Market rotation, sometimes also called sector rotation, is a shift in the pattern of sector outperformance in the stock market. In 2016, for example, the S&P 500 favored defensive sectors over aggressive ones. 2016 produced the opposite result.
The market rotates for two basic reasons:
—change in economic circumstances. In early 2016, for example, Wall Street began to believe that the price of crude oil, which had been in free fall for two years, finally hit bottom at around $26 a barrel. So oil stocks began doing better. Similarly, investors now believe that the election of Donald Trump as president, meaning both houses of Congress and the White House are all Republican, signals the end of Washington dysfunction. This implies a significant turn for the better in the US economy. As a result, the most economically sensitive areas of the stock market have been doing better since Election Day.
—valuation. Professional investors often say that “trees don’t grow to the sky,” meaning that at some point sectors that are enjoying an economic tailwind become too expensive relative to those being buffeted by temporary headwinds. At such times, they will begin to buy stocks in left-behind sectors almost entirely on the idea that as financial instruments they are relative bargains.
short/shallow vs. long/deep
Sector rotations based on valuation tend to be much shorter and shallower than those based on a change in economic circumstances.
the 2015 -16 example
In 2015, the Healthcare sector rose by +5.2% and Energy fell by -23.6%. The difference in performance between the two was a whopping 28.8 percentage points.
In 2016, Healthcare fell by 4.4% and Energy rose by +23.7%. The performance difference between the two was 28.1 points.
what about today?
To me, the extent of the outperformance of the most economically sensitive sectors since the election has been so strong as to invite a market rotation away from them. My guess is that this will be based mostly on relative valuation. If so, the turn away from current market leaders will be relatively brief and the correction in these sectors relatively shallow.

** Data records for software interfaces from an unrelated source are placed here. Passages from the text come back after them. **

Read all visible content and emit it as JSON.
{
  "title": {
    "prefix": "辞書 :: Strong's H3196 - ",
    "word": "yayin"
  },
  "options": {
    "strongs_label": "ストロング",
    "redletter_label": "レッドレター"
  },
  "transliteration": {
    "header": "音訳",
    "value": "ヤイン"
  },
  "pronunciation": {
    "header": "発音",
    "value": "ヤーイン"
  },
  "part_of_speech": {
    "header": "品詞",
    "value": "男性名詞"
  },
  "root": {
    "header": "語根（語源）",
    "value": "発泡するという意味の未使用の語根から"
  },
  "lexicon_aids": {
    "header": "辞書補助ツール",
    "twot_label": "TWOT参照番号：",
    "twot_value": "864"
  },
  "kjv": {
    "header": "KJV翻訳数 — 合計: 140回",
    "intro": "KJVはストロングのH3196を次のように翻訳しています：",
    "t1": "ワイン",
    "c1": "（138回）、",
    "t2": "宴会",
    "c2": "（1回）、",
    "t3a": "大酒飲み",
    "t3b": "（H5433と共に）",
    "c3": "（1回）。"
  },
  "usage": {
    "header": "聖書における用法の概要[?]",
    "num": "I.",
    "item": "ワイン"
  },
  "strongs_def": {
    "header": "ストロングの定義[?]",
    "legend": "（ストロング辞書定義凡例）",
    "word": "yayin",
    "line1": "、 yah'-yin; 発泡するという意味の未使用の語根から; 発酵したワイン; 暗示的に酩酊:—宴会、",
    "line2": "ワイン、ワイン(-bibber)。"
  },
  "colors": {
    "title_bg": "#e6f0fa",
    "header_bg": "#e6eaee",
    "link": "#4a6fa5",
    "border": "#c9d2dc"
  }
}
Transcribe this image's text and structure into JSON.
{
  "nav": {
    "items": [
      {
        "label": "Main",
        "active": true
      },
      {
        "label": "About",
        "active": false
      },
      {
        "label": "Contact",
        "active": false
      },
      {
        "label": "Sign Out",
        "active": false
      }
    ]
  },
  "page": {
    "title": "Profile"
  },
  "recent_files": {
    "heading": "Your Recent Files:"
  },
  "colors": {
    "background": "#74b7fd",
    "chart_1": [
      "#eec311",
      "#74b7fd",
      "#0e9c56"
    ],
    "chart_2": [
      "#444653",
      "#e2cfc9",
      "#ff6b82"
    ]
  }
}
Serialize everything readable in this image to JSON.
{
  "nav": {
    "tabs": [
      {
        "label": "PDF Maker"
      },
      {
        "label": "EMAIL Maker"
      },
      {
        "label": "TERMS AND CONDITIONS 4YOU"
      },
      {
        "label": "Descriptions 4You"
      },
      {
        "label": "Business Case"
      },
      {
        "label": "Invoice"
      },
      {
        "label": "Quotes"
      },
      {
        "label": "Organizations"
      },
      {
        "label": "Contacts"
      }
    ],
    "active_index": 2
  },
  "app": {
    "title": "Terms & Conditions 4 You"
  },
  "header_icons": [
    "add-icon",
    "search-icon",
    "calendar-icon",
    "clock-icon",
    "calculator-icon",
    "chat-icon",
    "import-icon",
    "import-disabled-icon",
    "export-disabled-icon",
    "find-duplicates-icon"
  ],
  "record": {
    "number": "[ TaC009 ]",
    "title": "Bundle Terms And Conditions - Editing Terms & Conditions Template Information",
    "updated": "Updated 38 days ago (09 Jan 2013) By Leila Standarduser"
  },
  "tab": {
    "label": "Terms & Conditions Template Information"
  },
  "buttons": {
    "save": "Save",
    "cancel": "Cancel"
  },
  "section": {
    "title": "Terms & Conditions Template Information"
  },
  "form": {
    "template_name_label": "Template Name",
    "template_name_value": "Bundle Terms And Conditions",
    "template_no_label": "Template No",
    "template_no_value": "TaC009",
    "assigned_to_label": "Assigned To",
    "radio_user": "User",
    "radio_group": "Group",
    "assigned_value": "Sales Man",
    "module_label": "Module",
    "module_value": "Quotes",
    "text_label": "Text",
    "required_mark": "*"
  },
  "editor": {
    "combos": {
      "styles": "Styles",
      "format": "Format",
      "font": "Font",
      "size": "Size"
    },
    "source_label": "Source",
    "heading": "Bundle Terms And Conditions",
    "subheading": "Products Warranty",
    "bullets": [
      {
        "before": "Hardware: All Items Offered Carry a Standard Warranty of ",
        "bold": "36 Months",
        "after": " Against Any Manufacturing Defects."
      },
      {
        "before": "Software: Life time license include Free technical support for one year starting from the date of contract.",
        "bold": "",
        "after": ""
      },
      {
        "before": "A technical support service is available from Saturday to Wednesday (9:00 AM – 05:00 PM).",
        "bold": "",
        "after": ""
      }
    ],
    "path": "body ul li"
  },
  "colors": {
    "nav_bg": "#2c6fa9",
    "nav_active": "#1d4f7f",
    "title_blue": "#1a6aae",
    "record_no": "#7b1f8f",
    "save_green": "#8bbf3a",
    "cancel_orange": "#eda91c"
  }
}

For day traders, this will be a big deal; for you and me, not so much. Our main concern will be the buying opportunity in cyclicals a correction in them will present.